a few years ago, before I even had the idea to launch Askina Collection, I told myself: "If I ever create my own business, I want it to be philanthropic".
I was on the fence about sharing the following information because I don't want to mix business and personal things... But maybe this information will help someone who was in my shoes...
As you know (or maybe not yet if you are new), I have a moderate hearing loss since childhood. There are 4 levels of deafness: mild, moderate, severe and profound. I was not born this way. This is due to recurrent ear infections that I had from the age of 2 months.
At the age of 6, the doctor prescribed hearing aids for me. I was lucky to be able to benefit from them ... and yet I was ashamed of them (what will classmates say?).
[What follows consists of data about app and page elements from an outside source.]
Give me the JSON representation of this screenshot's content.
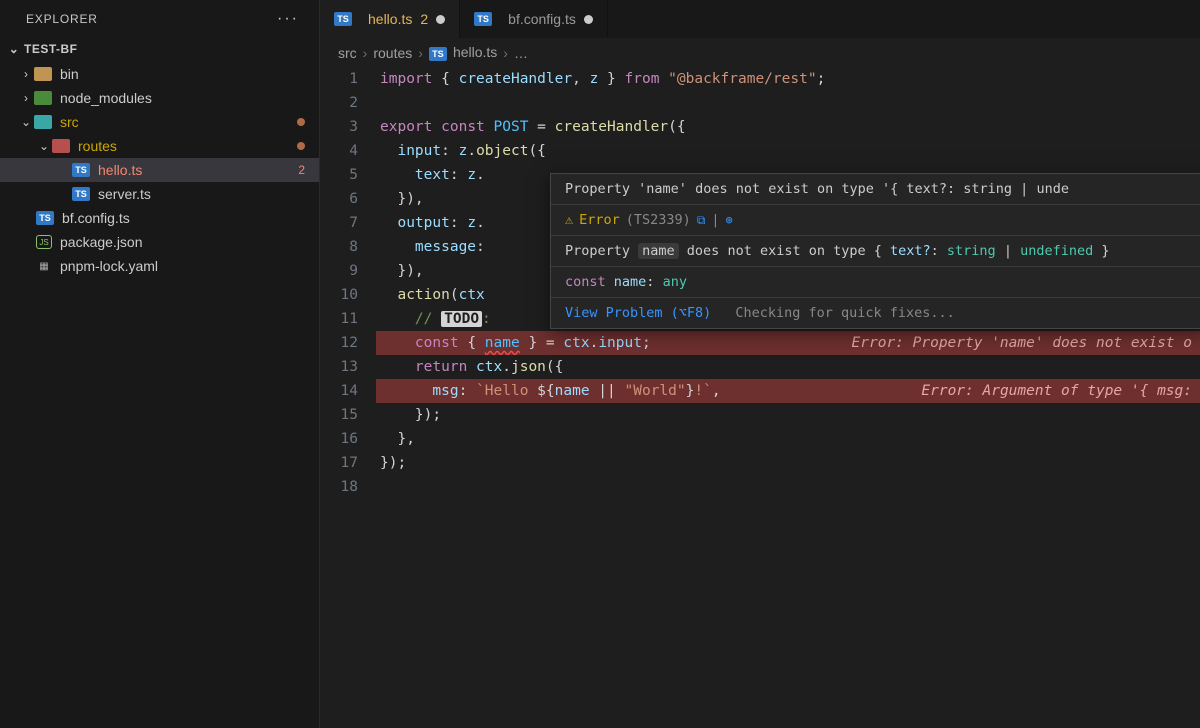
{
  "explorer": {
    "title": "EXPLORER",
    "section": "TEST-BF"
  },
  "tree": [
    {
      "name": "bin",
      "depth": 0,
      "chev": "›",
      "ico": "folder-closed"
    },
    {
      "name": "node_modules",
      "depth": 0,
      "chev": "›",
      "ico": "folder-sub"
    },
    {
      "name": "src",
      "depth": 0,
      "chev": "⌄",
      "ico": "folder-cyan",
      "warn": true,
      "dot": true
    },
    {
      "name": "routes",
      "depth": 1,
      "chev": "⌄",
      "ico": "folder-red",
      "warn": true,
      "dot": true
    },
    {
      "name": "hello.ts",
      "depth": 2,
      "ico": "ts",
      "active": true,
      "error": true,
      "badge": "2"
    },
    {
      "name": "server.ts",
      "depth": 2,
      "ico": "ts"
    },
    {
      "name": "bf.config.ts",
      "depth": 0,
      "ico": "ts"
    },
    {
      "name": "package.json",
      "depth": 0,
      "ico": "json"
    },
    {
      "name": "pnpm-lock.yaml",
      "depth": 0,
      "ico": "lock"
    }
  ],
  "tabs": [
    {
      "icon": "ts",
      "label": "hello.ts",
      "count": "2",
      "dirty": true,
      "active": true
    },
    {
      "icon": "ts",
      "label": "bf.config.ts",
      "dirty": true
    }
  ],
  "crumbs": [
    "src",
    "routes",
    "hello.ts",
    "…"
  ],
  "code": [
    {
      "n": 1,
      "h": "<span class='c-kw'>import</span> <span class='c-pn'>{</span> <span class='c-var'>createHandler</span><span class='c-pn'>,</span> <span class='c-var'>z</span> <span class='c-pn'>}</span> <span class='c-kw'>from</span> <span class='c-str'>\"@backframe/rest\"</span><span class='c-pn'>;</span>"
    },
    {
      "n": 2,
      "h": ""
    },
    {
      "n": 3,
      "h": "<span class='c-kw'>export</span> <span class='c-kw'>const</span> <span class='c-id'>POST</span> <span class='c-pn'>=</span> <span class='c-fn'>createHandler</span><span class='c-pn'>({</span>"
    },
    {
      "n": 4,
      "h": "  <span class='c-var'>input</span><span class='c-pn'>:</span> <span class='c-var'>z</span><span class='c-pn'>.</span><span class='c-fn'>object</span><span class='c-pn'>({</span>"
    },
    {
      "n": 5,
      "h": "    <span class='c-var'>text</span><span class='c-pn'>:</span> <span class='c-var'>z</span><span class='c-pn'>.</span>"
    },
    {
      "n": 6,
      "h": "  <span class='c-pn'>}),</span>"
    },
    {
      "n": 7,
      "h": "  <span class='c-var'>output</span><span class='c-pn'>:</span> <span class='c-var'>z</span><span class='c-pn'>.</span>"
    },
    {
      "n": 8,
      "h": "    <span class='c-var'>message</span><span class='c-pn'>:</span>"
    },
    {
      "n": 9,
      "h": "  <span class='c-pn'>}),</span>"
    },
    {
      "n": 10,
      "h": "  <span class='c-fn'>action</span><span class='c-pn'>(</span><span class='c-var'>ctx</span>"
    },
    {
      "n": 11,
      "h": "    <span class='c-cm'>// </span><span class='todo-tag'>TODO</span><span class='c-cm'>:</span>"
    },
    {
      "n": 12,
      "h": "    <span class='c-kw'>const</span> <span class='c-pn'>{</span> <span class='c-id sq-under'>name</span> <span class='c-pn'>}</span> <span class='c-pn'>=</span> <span class='c-var'>ctx</span><span class='c-pn'>.</span><span class='c-var'>input</span><span class='c-pn'>;</span>",
      "err": "Error: Property 'name' does not exist o"
    },
    {
      "n": 13,
      "h": "    <span class='c-kw'>return</span> <span class='c-var'>ctx</span><span class='c-pn'>.</span><span class='c-fn'>json</span><span class='c-pn'>({</span>"
    },
    {
      "n": 14,
      "h": "      <span class='c-var'>msg</span><span class='c-pn'>:</span> <span class='c-str'>`Hello </span><span class='c-pn'>${</span><span class='c-var'>name</span> <span class='c-pn'>||</span> <span class='c-str'>\"World\"</span><span class='c-pn'>}</span><span class='c-str'>!`</span><span class='c-pn'>,</span>",
      "err": "Error: Argument of type '{ msg:"
    },
    {
      "n": 15,
      "h": "    <span class='c-pn'>});</span>"
    },
    {
      "n": 16,
      "h": "  <span class='c-pn'>},</span>"
    },
    {
      "n": 17,
      "h": "<span class='c-pn'>});</span>"
    },
    {
      "n": 18,
      "h": ""
    }
  ],
  "hover": {
    "headline_pre": "Property ",
    "headline_name": "'name'",
    "headline_mid": " does not exist on type ",
    "headline_type": "'{ text?: string | unde",
    "err_label": "Error",
    "err_code": "(TS2339)",
    "detail_pre": "Property ",
    "detail_name": "name",
    "detail_mid": " does not exist on type ",
    "detail_type_open": "{ ",
    "detail_key": "text?",
    "detail_colon": ": ",
    "detail_ty": "string",
    "detail_pipe": " | ",
    "detail_undef": "undefined",
    "detail_close": " }",
    "sig": "const name: any",
    "view_problem": "View Problem (⌥F8)",
    "quickfix": "Checking for quick fixes..."
  }
}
So I spent all my schooling years without these precious devices ... it's a shame because they would have been very beneficial because in class it was not easy.
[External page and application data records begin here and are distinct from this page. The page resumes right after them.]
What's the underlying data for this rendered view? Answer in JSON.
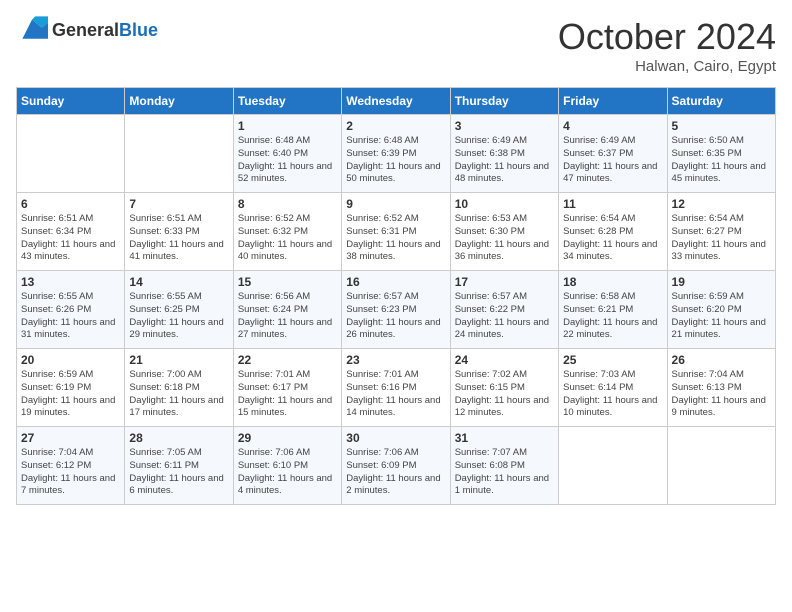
{
  "header": {
    "logo_general": "General",
    "logo_blue": "Blue",
    "title": "October 2024",
    "location": "Halwan, Cairo, Egypt"
  },
  "weekdays": [
    "Sunday",
    "Monday",
    "Tuesday",
    "Wednesday",
    "Thursday",
    "Friday",
    "Saturday"
  ],
  "weeks": [
    [
      {
        "day": "",
        "content": ""
      },
      {
        "day": "",
        "content": ""
      },
      {
        "day": "1",
        "content": "Sunrise: 6:48 AM\nSunset: 6:40 PM\nDaylight: 11 hours and 52 minutes."
      },
      {
        "day": "2",
        "content": "Sunrise: 6:48 AM\nSunset: 6:39 PM\nDaylight: 11 hours and 50 minutes."
      },
      {
        "day": "3",
        "content": "Sunrise: 6:49 AM\nSunset: 6:38 PM\nDaylight: 11 hours and 48 minutes."
      },
      {
        "day": "4",
        "content": "Sunrise: 6:49 AM\nSunset: 6:37 PM\nDaylight: 11 hours and 47 minutes."
      },
      {
        "day": "5",
        "content": "Sunrise: 6:50 AM\nSunset: 6:35 PM\nDaylight: 11 hours and 45 minutes."
      }
    ],
    [
      {
        "day": "6",
        "content": "Sunrise: 6:51 AM\nSunset: 6:34 PM\nDaylight: 11 hours and 43 minutes."
      },
      {
        "day": "7",
        "content": "Sunrise: 6:51 AM\nSunset: 6:33 PM\nDaylight: 11 hours and 41 minutes."
      },
      {
        "day": "8",
        "content": "Sunrise: 6:52 AM\nSunset: 6:32 PM\nDaylight: 11 hours and 40 minutes."
      },
      {
        "day": "9",
        "content": "Sunrise: 6:52 AM\nSunset: 6:31 PM\nDaylight: 11 hours and 38 minutes."
      },
      {
        "day": "10",
        "content": "Sunrise: 6:53 AM\nSunset: 6:30 PM\nDaylight: 11 hours and 36 minutes."
      },
      {
        "day": "11",
        "content": "Sunrise: 6:54 AM\nSunset: 6:28 PM\nDaylight: 11 hours and 34 minutes."
      },
      {
        "day": "12",
        "content": "Sunrise: 6:54 AM\nSunset: 6:27 PM\nDaylight: 11 hours and 33 minutes."
      }
    ],
    [
      {
        "day": "13",
        "content": "Sunrise: 6:55 AM\nSunset: 6:26 PM\nDaylight: 11 hours and 31 minutes."
      },
      {
        "day": "14",
        "content": "Sunrise: 6:55 AM\nSunset: 6:25 PM\nDaylight: 11 hours and 29 minutes."
      },
      {
        "day": "15",
        "content": "Sunrise: 6:56 AM\nSunset: 6:24 PM\nDaylight: 11 hours and 27 minutes."
      },
      {
        "day": "16",
        "content": "Sunrise: 6:57 AM\nSunset: 6:23 PM\nDaylight: 11 hours and 26 minutes."
      },
      {
        "day": "17",
        "content": "Sunrise: 6:57 AM\nSunset: 6:22 PM\nDaylight: 11 hours and 24 minutes."
      },
      {
        "day": "18",
        "content": "Sunrise: 6:58 AM\nSunset: 6:21 PM\nDaylight: 11 hours and 22 minutes."
      },
      {
        "day": "19",
        "content": "Sunrise: 6:59 AM\nSunset: 6:20 PM\nDaylight: 11 hours and 21 minutes."
      }
    ],
    [
      {
        "day": "20",
        "content": "Sunrise: 6:59 AM\nSunset: 6:19 PM\nDaylight: 11 hours and 19 minutes."
      },
      {
        "day": "21",
        "content": "Sunrise: 7:00 AM\nSunset: 6:18 PM\nDaylight: 11 hours and 17 minutes."
      },
      {
        "day": "22",
        "content": "Sunrise: 7:01 AM\nSunset: 6:17 PM\nDaylight: 11 hours and 15 minutes."
      },
      {
        "day": "23",
        "content": "Sunrise: 7:01 AM\nSunset: 6:16 PM\nDaylight: 11 hours and 14 minutes."
      },
      {
        "day": "24",
        "content": "Sunrise: 7:02 AM\nSunset: 6:15 PM\nDaylight: 11 hours and 12 minutes."
      },
      {
        "day": "25",
        "content": "Sunrise: 7:03 AM\nSunset: 6:14 PM\nDaylight: 11 hours and 10 minutes."
      },
      {
        "day": "26",
        "content": "Sunrise: 7:04 AM\nSunset: 6:13 PM\nDaylight: 11 hours and 9 minutes."
      }
    ],
    [
      {
        "day": "27",
        "content": "Sunrise: 7:04 AM\nSunset: 6:12 PM\nDaylight: 11 hours and 7 minutes."
      },
      {
        "day": "28",
        "content": "Sunrise: 7:05 AM\nSunset: 6:11 PM\nDaylight: 11 hours and 6 minutes."
      },
      {
        "day": "29",
        "content": "Sunrise: 7:06 AM\nSunset: 6:10 PM\nDaylight: 11 hours and 4 minutes."
      },
      {
        "day": "30",
        "content": "Sunrise: 7:06 AM\nSunset: 6:09 PM\nDaylight: 11 hours and 2 minutes."
      },
      {
        "day": "31",
        "content": "Sunrise: 7:07 AM\nSunset: 6:08 PM\nDaylight: 11 hours and 1 minute."
      },
      {
        "day": "",
        "content": ""
      },
      {
        "day": "",
        "content": ""
      }
    ]
  ]
}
Many years ago, being « different » was seen as something abnormal. I would have liked so much to see posters at school which reminds us that there is beauty in difference, that we are all unique even if one of our « organs » don't function properly, ...
In short, it was not until the age of 22 that I finally accepted my deafness. I don't call it "a disability" but "a particularity".
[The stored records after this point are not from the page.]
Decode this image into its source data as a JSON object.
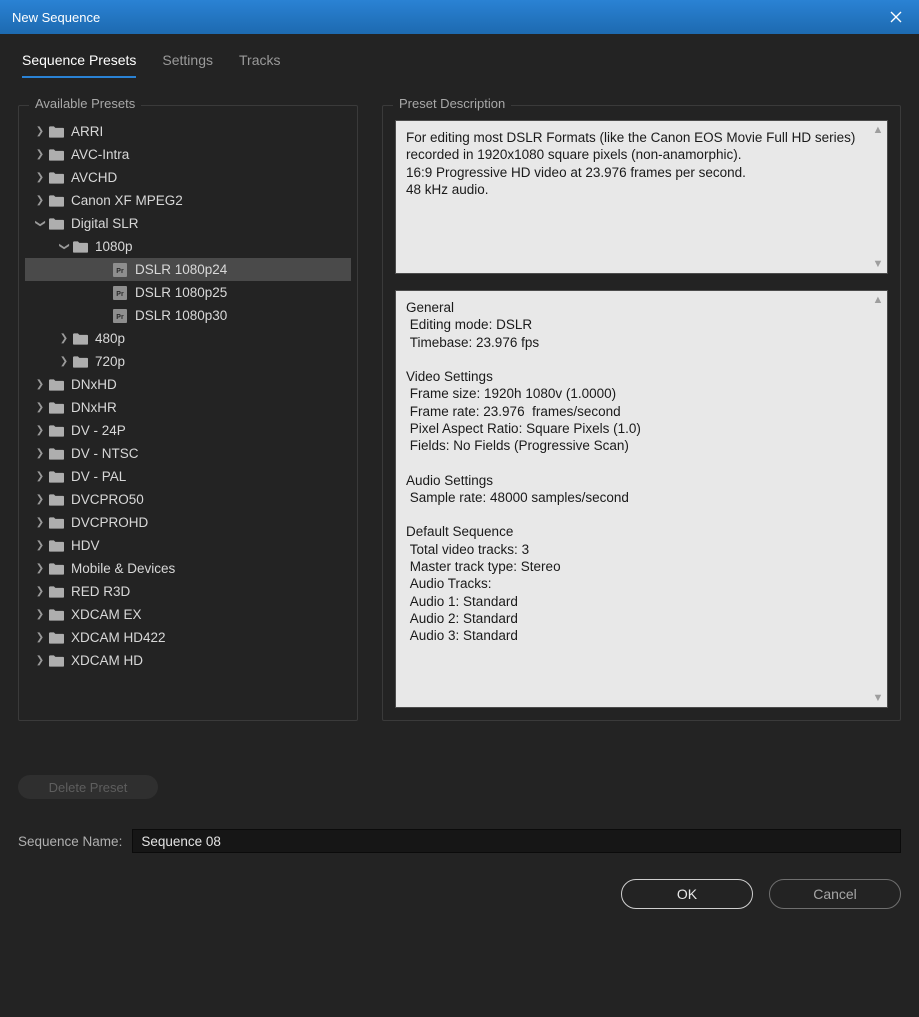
{
  "window": {
    "title": "New Sequence"
  },
  "tabs": {
    "presets": "Sequence Presets",
    "settings": "Settings",
    "tracks": "Tracks"
  },
  "panels": {
    "available": "Available Presets",
    "description": "Preset Description"
  },
  "tree": {
    "arri": "ARRI",
    "avcintra": "AVC-Intra",
    "avchd": "AVCHD",
    "canonxf": "Canon XF MPEG2",
    "digitalslr": "Digital SLR",
    "p1080": "1080p",
    "dslr24": "DSLR 1080p24",
    "dslr25": "DSLR 1080p25",
    "dslr30": "DSLR 1080p30",
    "p480": "480p",
    "p720": "720p",
    "dnxhd": "DNxHD",
    "dnxhr": "DNxHR",
    "dv24p": "DV - 24P",
    "dvntsc": "DV - NTSC",
    "dvpal": "DV - PAL",
    "dvcpro50": "DVCPRO50",
    "dvcprohd": "DVCPROHD",
    "hdv": "HDV",
    "mobile": "Mobile & Devices",
    "red": "RED R3D",
    "xdcamex": "XDCAM EX",
    "xdcamhd422": "XDCAM HD422",
    "xdcamhd": "XDCAM HD"
  },
  "description_text": "For editing most DSLR Formats (like the Canon EOS Movie Full HD series) recorded in 1920x1080 square pixels (non-anamorphic).\n16:9 Progressive HD video at 23.976 frames per second.\n48 kHz audio.",
  "details_text": "General\n Editing mode: DSLR\n Timebase: 23.976 fps\n\nVideo Settings\n Frame size: 1920h 1080v (1.0000)\n Frame rate: 23.976  frames/second\n Pixel Aspect Ratio: Square Pixels (1.0)\n Fields: No Fields (Progressive Scan)\n\nAudio Settings\n Sample rate: 48000 samples/second\n\nDefault Sequence\n Total video tracks: 3\n Master track type: Stereo\n Audio Tracks:\n Audio 1: Standard\n Audio 2: Standard\n Audio 3: Standard",
  "delete_preset": "Delete Preset",
  "seqname": {
    "label": "Sequence Name:",
    "value": "Sequence 08"
  },
  "buttons": {
    "ok": "OK",
    "cancel": "Cancel"
  }
}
Then around the age of 27, I learned Sign Language out of curiosity (in truth I discovered it at around 8 years old, one of my neighbors communicated with Deaf neighbors and it had been in the back of my mind for a very long time ... I had even learned the alphabet that I had "taught" to a friend and in high school we communicated by spelling each words !). I didn't know that such experience would help me to accept my deafness even more! I was no longer embarrassed not to hear well! Since then, I don’t hesitate to inform my interlocutor of my hearing loss. Speaking out loud about it as helped other people affected by deafness to see it differently!
Learning Sign Language allowed me to discover a culture and a history where I still felt a little concerned. I navigate between two worlds: the hearing world and the deaf. It also allowed me to befriend Deaf people.
In France, we are fortunate to benefit from financial / human and technical assistance (even if there is still a long way to improve, we can say that we are still well advanced compared to other countries).
But unfortunately, this is not the case in developing countries where deafness is little known. Children face huge challenges and are isolated due to lack of accessibility / education / information. Parents are unaware and do not know how to communicate with their children. Sometimes, deafness is diagnosed many years after.
This is why, I've chosen to donate part of the sales to Deaf Child Worldwide, a charity based in England that works in close collaboration with partners in developing countries so that Deaf children and young people can be included in their families, in the school system and in the community through proper training, information, deafness awareness, ...
My (not anymore) secret project
I take advantage of this post to slip in one of my projects which I hope will take form in a few years: I would LOVE to teach Deaf children in developing countries how to sew. Perhaps making them discover this hobby can spark a passion and why not make a business out of it when they are older?
Do you want to read more about deafness ? "I can't hear you well Part 2/2" is available here.